        // of the IAsyncResult parameter.
        SqlCommand command = (SqlCommand)result.AsyncState;
        int rowCount = command.EndExecuteNonQuery(result);
        string rowText = " rows affected.";
        if (rowCount == 1)
        {
            rowText = " row affected.";
        }
        rowText = rowCount + rowText;

        // You may not interact with the form and its contents
        // from a different thread, and this callback procedure
        // is all but guaranteed to be running from a different thread
        // than the form. Therefore you cannot simply call code that 
        // displays the results, like this:
        // DisplayResults(rowText)

        // Instead, you must call the procedure from the form's thread.
        // One simple way to accomplish this is to call the Invoke
        // method of the form, which calls the delegate you supply
        // from the form's thread. 
        DisplayInfoDelegate del = 
         new DisplayInfoDelegate(DisplayResults);
        this.Invoke(del, rowText);
    }
    catch (Exception ex)
    {
        // Because you're now running code in a separate thread, 
        // if you don't handle the exception here, none of your other
        // code will catch the exception. Because none of your
        // code is on the call stack in this thread, there's nothing
        // higher up the stack to catch the exception if you don't 
        // handle it here. You can either log the exception or 
        // invoke a delegate (as in the non-error case in this 
        // example) to display the error on the form. In no case
        // can you simply display the error without executing a 
        // delegate as in the try block here. 

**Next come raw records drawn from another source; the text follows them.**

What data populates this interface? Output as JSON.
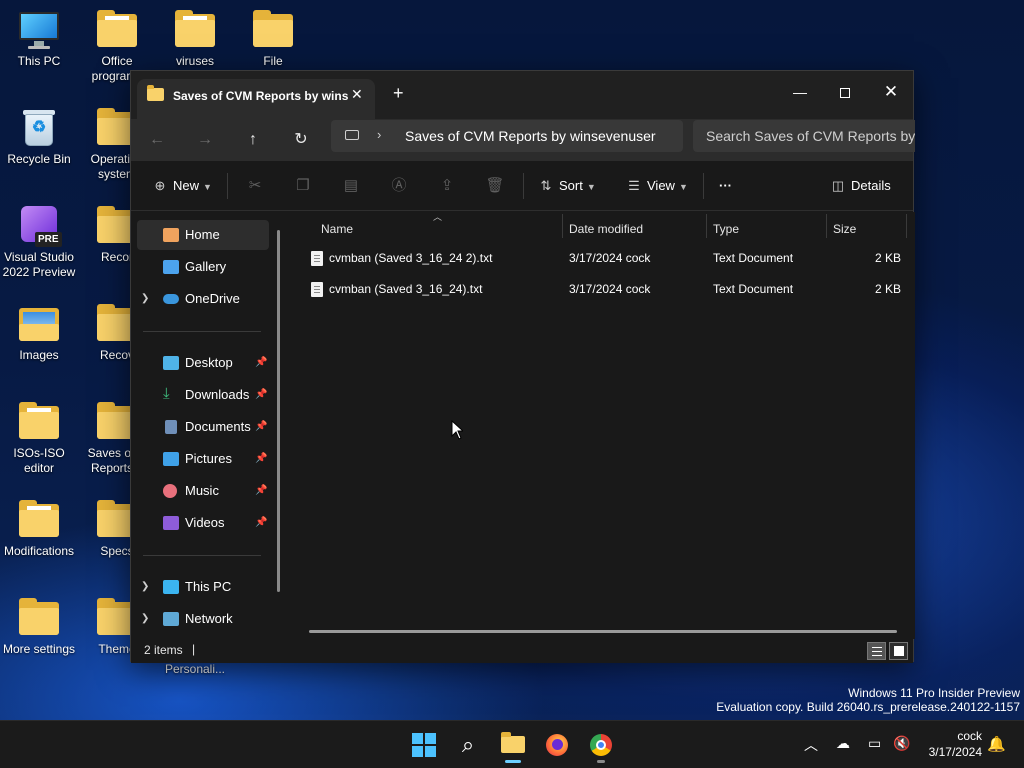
{
  "desktop": {
    "icons": [
      {
        "label": "This PC"
      },
      {
        "label": "Office programs"
      },
      {
        "label": "viruses"
      },
      {
        "label": "File"
      },
      {
        "label": "Recycle Bin"
      },
      {
        "label": "Operating system"
      },
      {
        "label": "Visual Studio 2022 Preview"
      },
      {
        "label": "Recor"
      },
      {
        "label": "Images"
      },
      {
        "label": "Recov"
      },
      {
        "label": "ISOs-ISO editor"
      },
      {
        "label": "Saves of C Reports b"
      },
      {
        "label": "Modifications"
      },
      {
        "label": "Specs"
      },
      {
        "label": "More settings"
      },
      {
        "label": "Theme"
      },
      {
        "label": "Personali..."
      }
    ],
    "vs_badge": "PRE"
  },
  "window": {
    "tab_title": "Saves of CVM Reports by wins",
    "tab_close": "✕",
    "new_tab": "+",
    "minimize": "—",
    "close": "✕",
    "nav": {
      "back": "←",
      "forward": "→",
      "up": "↑",
      "refresh": "↻"
    },
    "address_chevron": "›",
    "address_path": "Saves of CVM Reports by winsevenuser",
    "search_placeholder": "Search Saves of CVM Reports by winsevenuser",
    "toolbar": {
      "new_label": "New",
      "sort_label": "Sort",
      "view_label": "View",
      "more_label": "···",
      "details_label": "Details"
    },
    "sidebar": {
      "home": "Home",
      "gallery": "Gallery",
      "onedrive": "OneDrive",
      "desktop": "Desktop",
      "downloads": "Downloads",
      "documents": "Documents",
      "pictures": "Pictures",
      "music": "Music",
      "videos": "Videos",
      "this_pc": "This PC",
      "network": "Network"
    },
    "columns": {
      "name": "Name",
      "date": "Date modified",
      "type": "Type",
      "size": "Size"
    },
    "files": [
      {
        "name": "cvmban (Saved 3_16_24 2).txt",
        "date": "3/17/2024  cock",
        "type": "Text Document",
        "size": "2 KB"
      },
      {
        "name": "cvmban (Saved 3_16_24).txt",
        "date": "3/17/2024  cock",
        "type": "Text Document",
        "size": "2 KB"
      }
    ],
    "status": "2 items",
    "status_caret": "|"
  },
  "watermark": {
    "line1": "Windows 11 Pro Insider Preview",
    "line2": "Evaluation copy. Build 26040.rs_prerelease.240122-1157"
  },
  "taskbar": {
    "search_glyph": "⌕",
    "tray_chevron": "︿",
    "clock_time": "cock",
    "clock_date": "3/17/2024"
  }
}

        // You can create the delegate instance as you 
        // invoke it, like this:
        this.Invoke(new DisplayInfoDelegate(DisplayStatus),
        String.Format("Ready(last error: {0}", ex.Message));
    }
    finally
    {
        isExecuting = false;
        if (connection != null)
        {
            connection.Close();
        }
    }
}

private void Form1_Load(object sender, System.EventArgs e)
{
    this.button1.Click += new System.EventHandler(this.button1_Click);
    this.FormClosing += new System.Windows.Forms.
        FormClosingEventHandler(this.Form1_FormClosing);
}

See Also

Community Additions

ADD
Show:
© 2015 Microsoft